|Yorkshire||North RidingYorkshire||Nearby places|
[Transcribed information mainly from the early 1820s]"BEDALE, a parish in the wapentake of Hang East, and liberty of Richmondshire; 6 miles from Masham, 8 from Northallerton, 9 from Middleham, 14 from Ripon, and 224 from London. The town is tolerably well built, and contains according to the census taken in 1821, a population of 1137. The church (see Churches for photograph), dedicated to St. Gregory is a spacious structure, in the Gothic style of architecture, and has a good tower or steeple, in the deanry of Catterick, diocese of Chester, value 89L. 4s. 9½d. Patrons, Henry Peirse and Thomas Stapylton, Esqrs. The market is on Tuesday, and is well supplied with all kinds of butcher's meat, poultry, butter, and vegetables. Bedale is situated in a rich valley about two miles to the west of Leeming lane: the surrounding country is extremely fertile: and the crops, both of corn and grass, are abundant. Fairs, Easter and Whit-Tuesdays, for horned cattle and sheep; July 6 and 7, October 11 and 12, for horned cattle, sheep, and leather; Monday se'night before Christmas-day, for horned cattle, sheep, and pigs. Principal Inns, Black Swan, and Royal-Oak.
The Castle of Bedale, the residence and most probably the workmanship of Brian Fitzalan, stood a little to the south-west of the Church-Steeple, from which it appears to have been detached only by a street. The foundations have been traced to a considerable extent from the gardens of Henry Peirse, Esq. the present owner of the site, into a field north-west from the church, but no vestiges now remain above the surface.
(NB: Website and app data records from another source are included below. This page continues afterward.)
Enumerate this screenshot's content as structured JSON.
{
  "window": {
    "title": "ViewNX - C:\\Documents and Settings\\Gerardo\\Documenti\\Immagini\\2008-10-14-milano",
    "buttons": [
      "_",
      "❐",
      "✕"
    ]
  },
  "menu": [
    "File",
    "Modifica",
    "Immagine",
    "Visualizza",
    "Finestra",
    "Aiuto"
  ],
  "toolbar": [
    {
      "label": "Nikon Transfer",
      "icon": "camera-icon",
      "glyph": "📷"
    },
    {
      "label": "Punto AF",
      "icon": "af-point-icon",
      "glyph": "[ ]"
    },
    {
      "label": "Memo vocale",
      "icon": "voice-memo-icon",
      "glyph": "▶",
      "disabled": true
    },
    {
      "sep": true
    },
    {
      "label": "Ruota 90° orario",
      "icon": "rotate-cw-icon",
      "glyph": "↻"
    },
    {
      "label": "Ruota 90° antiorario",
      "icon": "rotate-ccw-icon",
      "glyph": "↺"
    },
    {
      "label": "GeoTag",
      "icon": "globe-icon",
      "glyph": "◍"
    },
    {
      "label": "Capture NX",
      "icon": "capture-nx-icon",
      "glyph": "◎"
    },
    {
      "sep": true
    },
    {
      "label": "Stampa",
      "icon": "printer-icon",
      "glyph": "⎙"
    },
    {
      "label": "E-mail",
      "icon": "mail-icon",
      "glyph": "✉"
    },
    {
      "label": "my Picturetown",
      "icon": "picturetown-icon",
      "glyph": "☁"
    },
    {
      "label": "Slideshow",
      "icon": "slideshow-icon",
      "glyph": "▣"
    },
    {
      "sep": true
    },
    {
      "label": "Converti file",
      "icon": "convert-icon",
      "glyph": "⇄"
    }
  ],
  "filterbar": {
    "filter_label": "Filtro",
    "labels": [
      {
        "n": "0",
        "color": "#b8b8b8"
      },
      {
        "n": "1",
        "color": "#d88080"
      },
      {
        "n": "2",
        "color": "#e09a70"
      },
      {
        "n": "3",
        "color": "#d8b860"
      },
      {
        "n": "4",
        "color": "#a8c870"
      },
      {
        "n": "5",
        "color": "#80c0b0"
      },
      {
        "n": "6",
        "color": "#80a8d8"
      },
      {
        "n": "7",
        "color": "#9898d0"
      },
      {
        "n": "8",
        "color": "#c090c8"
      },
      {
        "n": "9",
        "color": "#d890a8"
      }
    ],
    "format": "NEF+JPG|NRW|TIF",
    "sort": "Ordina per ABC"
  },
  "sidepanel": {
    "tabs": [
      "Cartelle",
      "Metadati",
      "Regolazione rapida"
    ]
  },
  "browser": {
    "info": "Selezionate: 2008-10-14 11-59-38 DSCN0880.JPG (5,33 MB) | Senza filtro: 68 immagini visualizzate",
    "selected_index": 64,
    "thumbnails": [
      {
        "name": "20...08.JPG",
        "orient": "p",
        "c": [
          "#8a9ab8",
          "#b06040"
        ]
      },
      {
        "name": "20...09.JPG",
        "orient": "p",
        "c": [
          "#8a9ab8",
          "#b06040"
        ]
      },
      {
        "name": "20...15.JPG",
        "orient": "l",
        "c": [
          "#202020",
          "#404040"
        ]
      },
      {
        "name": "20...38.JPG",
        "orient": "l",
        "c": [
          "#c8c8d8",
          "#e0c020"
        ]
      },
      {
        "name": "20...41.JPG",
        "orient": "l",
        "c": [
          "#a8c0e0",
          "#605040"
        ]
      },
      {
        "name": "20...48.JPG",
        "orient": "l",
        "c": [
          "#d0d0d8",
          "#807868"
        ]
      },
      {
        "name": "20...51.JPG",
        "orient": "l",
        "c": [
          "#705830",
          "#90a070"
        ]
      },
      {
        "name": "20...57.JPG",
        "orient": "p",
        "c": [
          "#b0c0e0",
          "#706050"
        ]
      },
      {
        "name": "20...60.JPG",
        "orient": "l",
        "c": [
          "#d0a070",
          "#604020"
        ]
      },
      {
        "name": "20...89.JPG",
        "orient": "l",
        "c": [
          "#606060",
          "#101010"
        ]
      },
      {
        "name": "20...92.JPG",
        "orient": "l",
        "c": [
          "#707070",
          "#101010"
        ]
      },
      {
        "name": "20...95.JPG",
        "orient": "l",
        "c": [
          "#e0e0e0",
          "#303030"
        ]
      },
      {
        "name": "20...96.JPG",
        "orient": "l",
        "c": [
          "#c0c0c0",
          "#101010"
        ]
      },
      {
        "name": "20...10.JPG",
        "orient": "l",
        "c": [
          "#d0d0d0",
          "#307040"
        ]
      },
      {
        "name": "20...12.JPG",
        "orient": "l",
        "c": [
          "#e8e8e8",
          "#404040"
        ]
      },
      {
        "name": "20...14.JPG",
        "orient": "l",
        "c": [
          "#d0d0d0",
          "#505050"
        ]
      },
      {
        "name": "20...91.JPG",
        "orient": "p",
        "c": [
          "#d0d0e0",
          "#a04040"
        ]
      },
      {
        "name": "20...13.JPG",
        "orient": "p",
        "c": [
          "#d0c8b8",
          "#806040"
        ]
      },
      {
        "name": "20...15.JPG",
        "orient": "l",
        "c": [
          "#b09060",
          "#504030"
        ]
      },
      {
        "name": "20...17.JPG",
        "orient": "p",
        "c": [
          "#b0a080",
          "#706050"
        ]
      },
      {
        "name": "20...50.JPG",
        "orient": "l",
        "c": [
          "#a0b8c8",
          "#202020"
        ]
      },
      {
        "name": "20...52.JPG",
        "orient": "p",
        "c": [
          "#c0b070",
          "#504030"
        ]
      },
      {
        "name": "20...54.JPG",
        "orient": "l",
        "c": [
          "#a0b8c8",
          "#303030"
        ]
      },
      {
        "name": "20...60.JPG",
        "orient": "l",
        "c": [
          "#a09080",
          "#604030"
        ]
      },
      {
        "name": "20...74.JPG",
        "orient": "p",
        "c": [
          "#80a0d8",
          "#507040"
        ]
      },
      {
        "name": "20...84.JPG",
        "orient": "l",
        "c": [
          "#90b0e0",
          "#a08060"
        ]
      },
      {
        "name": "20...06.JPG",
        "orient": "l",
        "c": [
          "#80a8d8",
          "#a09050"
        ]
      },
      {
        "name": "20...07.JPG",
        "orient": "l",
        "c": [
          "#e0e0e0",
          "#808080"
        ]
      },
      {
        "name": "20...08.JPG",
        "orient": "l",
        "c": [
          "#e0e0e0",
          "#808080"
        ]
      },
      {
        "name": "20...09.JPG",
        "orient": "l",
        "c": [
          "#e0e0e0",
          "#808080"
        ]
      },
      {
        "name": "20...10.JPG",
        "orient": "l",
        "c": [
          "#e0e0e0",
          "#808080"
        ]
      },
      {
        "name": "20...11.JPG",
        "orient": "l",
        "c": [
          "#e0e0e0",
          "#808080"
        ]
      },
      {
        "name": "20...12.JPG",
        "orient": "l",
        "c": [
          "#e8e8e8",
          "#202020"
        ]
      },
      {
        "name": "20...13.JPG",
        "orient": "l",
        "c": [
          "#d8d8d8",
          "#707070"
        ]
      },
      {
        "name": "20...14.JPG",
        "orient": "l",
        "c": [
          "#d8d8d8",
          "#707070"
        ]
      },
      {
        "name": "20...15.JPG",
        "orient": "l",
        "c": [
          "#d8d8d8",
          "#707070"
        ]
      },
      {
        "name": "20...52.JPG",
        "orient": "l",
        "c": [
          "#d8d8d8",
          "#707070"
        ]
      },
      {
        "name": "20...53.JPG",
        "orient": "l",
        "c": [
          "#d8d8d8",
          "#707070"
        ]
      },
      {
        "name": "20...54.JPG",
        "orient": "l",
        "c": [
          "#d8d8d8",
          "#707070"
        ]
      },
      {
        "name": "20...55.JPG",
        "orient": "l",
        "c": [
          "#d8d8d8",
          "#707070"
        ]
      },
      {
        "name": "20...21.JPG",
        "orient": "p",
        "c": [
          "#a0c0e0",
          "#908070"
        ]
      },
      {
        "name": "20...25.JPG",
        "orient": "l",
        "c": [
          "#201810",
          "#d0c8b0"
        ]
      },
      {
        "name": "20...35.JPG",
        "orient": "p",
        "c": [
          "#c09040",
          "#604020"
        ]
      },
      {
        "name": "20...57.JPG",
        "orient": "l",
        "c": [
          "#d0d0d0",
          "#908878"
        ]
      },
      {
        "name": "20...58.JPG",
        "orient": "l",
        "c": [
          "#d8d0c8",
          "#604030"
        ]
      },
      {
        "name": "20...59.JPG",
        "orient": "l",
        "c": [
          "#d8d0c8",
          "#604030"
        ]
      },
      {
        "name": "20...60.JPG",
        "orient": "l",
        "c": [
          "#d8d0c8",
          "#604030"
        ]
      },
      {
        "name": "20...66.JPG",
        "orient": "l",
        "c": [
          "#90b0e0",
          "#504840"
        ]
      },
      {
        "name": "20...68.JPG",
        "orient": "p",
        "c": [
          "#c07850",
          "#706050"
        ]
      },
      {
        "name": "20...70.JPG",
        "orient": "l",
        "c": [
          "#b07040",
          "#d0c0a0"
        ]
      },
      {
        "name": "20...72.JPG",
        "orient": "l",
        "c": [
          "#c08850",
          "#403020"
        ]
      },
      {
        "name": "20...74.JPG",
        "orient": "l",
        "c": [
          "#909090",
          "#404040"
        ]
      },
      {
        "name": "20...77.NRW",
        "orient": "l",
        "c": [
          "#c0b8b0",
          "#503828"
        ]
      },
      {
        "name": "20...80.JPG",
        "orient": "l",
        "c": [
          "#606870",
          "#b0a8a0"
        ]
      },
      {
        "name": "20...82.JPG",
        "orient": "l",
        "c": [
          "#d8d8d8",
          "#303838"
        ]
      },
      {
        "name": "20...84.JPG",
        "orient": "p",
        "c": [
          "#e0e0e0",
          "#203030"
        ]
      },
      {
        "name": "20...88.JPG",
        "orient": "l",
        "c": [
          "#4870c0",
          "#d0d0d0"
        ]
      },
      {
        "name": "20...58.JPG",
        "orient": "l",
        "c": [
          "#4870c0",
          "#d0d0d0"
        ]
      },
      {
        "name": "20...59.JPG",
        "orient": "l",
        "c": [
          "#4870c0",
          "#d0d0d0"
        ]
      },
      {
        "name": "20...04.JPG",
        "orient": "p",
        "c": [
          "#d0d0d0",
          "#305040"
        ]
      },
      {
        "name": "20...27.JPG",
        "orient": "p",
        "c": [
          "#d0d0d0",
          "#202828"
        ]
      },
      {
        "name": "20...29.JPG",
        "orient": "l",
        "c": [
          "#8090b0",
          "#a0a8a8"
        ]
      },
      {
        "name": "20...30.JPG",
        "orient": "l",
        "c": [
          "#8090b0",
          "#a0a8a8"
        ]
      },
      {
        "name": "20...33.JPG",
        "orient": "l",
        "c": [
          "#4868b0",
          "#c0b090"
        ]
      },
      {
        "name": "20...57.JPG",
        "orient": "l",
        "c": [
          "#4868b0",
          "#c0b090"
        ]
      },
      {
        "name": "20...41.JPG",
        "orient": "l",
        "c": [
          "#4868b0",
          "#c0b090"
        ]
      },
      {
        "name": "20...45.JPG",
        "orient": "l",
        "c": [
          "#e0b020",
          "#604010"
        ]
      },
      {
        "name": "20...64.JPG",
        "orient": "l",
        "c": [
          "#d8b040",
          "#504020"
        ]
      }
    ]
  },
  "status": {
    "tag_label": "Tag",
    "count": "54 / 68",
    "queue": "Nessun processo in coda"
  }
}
The church living is a rectory, in the gift of Henry Pierce, Esq. M. P. and of Miles Stapleton, alternately. Here is also a Methodist chapel, built A.D. 1821. The poor of Bedale enjoy the benefit of many munificent charitable bequests, and here is a hospital for 6 poor men of the parish, founded and endowed by Peter Samwaies, D. D. and rector, A. D. 1698. Also a hospital for three poor widows, founded by Richard and Thomas Young. There is also a free grammar school, endowed with the annual sum of £7. 11s. 4d. by the Crown paid annually, at the audit holden at Richmond, out of the land-revenues of the crown , and £13. 6s. 8d, by a Countess Dowager of Warwick, which is now converted into a National School."
Information on the following places in this Parish is contained on a supplementary page.
- Benkil Grange
- Firby Grange
- Great Crakehall
- Kirkby Bridge
- Little Crakehall
- Little Leeming
- Low Holtby
- Rand Grange
[Description(s) edited mainly from various 19th century sources by Colin Hinson. ©2010]